Citation: Jiang HN, Li Y, Jiang WY and Cui ZJ (2018) Cholecystokinin 1 Receptor – A Unique G Protein-Coupled Receptor Activated by Singlet Oxygen (GPCR-ABSO). Front. Physiol. 9:497. doi: 10.3389/fphys.2018.00497
Received: 06 December 2017; Accepted: 18 April 2018;
Published: 08 May 2018.
Edited by:Pushpendra Singh, Johns Hopkins University, United States
Reviewed by:Kausar Begam Riaz Ahmed, U.S. Food and Drug Administration, United States
Takahito Miyake, University of California, San Francisco, United States
Copyright © 2018 Jiang, Li, Jiang and Cui. This is an open-access article distributed under the terms of the Creative Commons Attribution License (CC BY). The use, distribution or reproduction in other forums is permitted, provided the original author(s) and the copyright owner are credited and that the original publication in this journal is cited, in accordance with accepted academic practice.
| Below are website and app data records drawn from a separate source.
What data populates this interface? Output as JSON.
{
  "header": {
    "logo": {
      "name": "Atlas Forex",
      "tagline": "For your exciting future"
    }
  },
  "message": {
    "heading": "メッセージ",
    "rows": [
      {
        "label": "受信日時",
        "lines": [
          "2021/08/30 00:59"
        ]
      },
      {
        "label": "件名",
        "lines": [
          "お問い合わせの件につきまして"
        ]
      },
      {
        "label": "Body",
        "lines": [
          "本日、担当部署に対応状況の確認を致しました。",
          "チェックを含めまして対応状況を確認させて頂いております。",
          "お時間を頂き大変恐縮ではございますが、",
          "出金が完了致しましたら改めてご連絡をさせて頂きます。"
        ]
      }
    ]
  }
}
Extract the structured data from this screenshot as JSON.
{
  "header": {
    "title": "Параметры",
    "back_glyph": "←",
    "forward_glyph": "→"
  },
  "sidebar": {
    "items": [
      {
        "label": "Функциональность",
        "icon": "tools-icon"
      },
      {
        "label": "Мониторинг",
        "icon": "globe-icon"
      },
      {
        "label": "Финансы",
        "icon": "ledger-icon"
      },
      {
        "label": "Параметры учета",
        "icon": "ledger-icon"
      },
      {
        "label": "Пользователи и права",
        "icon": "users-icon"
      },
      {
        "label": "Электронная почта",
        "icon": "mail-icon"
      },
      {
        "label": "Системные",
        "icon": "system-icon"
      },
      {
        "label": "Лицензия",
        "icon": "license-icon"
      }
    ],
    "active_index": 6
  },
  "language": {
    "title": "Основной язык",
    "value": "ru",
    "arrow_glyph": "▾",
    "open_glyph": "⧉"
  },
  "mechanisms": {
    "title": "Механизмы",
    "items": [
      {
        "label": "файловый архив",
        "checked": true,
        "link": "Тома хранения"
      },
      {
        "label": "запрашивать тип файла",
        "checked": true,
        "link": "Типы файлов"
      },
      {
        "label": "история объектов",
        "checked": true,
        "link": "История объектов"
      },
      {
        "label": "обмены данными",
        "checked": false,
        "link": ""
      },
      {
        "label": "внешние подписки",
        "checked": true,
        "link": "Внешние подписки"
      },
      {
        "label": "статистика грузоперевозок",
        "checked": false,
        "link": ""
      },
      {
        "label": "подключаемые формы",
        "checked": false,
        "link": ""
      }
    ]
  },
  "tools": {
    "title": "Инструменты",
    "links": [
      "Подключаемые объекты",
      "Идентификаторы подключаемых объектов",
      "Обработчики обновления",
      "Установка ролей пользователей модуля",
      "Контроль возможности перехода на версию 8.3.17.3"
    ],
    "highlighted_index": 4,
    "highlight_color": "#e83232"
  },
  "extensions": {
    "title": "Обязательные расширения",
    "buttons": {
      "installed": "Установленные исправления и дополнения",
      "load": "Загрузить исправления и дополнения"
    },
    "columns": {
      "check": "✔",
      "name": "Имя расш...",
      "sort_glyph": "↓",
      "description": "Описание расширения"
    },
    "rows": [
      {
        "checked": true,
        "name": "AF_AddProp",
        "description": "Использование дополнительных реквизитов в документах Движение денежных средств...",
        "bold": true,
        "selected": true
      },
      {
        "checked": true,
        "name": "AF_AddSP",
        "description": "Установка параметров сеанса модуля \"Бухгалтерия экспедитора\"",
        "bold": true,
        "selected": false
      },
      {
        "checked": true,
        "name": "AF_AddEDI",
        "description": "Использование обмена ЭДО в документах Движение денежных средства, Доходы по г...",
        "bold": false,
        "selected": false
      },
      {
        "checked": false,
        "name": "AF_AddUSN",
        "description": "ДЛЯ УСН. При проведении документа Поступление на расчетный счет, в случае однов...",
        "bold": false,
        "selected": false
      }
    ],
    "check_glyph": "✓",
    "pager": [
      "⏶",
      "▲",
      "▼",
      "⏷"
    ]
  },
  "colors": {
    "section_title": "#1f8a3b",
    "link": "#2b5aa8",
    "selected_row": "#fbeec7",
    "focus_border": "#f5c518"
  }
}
No use, distribution or reproduction is permitted which does not comply with these terms.
*Correspondence: Zong Jie Cui, firstname.lastname@example.org